Top of RAW DATA
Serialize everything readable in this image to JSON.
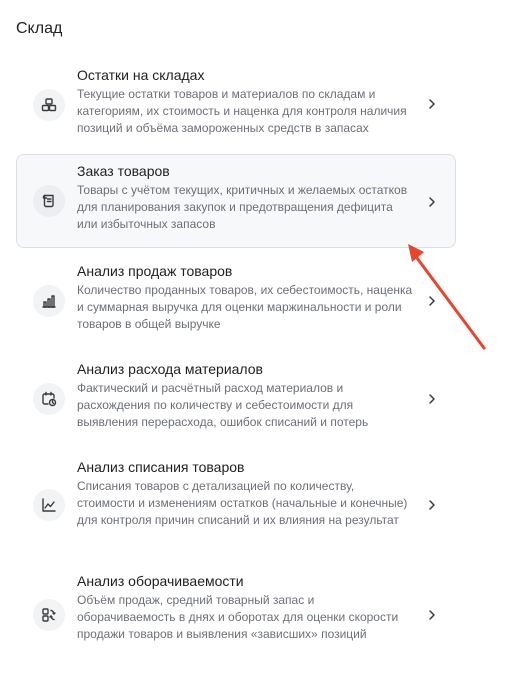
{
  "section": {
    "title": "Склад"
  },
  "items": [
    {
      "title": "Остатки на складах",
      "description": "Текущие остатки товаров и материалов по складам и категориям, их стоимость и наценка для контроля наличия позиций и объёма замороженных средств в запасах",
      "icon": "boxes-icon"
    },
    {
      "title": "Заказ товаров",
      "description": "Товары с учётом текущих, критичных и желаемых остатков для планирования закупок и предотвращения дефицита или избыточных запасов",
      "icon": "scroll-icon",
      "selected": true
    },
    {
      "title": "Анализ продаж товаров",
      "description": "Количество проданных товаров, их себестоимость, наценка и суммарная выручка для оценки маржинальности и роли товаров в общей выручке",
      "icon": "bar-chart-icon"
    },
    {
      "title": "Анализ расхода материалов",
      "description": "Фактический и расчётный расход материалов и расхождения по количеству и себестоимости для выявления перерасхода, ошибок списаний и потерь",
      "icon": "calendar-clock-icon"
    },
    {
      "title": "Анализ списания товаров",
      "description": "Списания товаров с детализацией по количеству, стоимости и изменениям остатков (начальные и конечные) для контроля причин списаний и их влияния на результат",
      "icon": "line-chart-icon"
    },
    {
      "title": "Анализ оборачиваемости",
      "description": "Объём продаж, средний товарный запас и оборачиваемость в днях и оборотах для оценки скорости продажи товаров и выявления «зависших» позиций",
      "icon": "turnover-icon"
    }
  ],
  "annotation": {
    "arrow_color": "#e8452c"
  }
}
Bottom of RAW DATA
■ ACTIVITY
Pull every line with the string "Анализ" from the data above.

■ WRITTEN RESPONSE
      "title": "Анализ продаж товаров",
      "title": "Анализ расхода материалов",
      "title": "Анализ списания товаров",
      "title": "Анализ оборачиваемости",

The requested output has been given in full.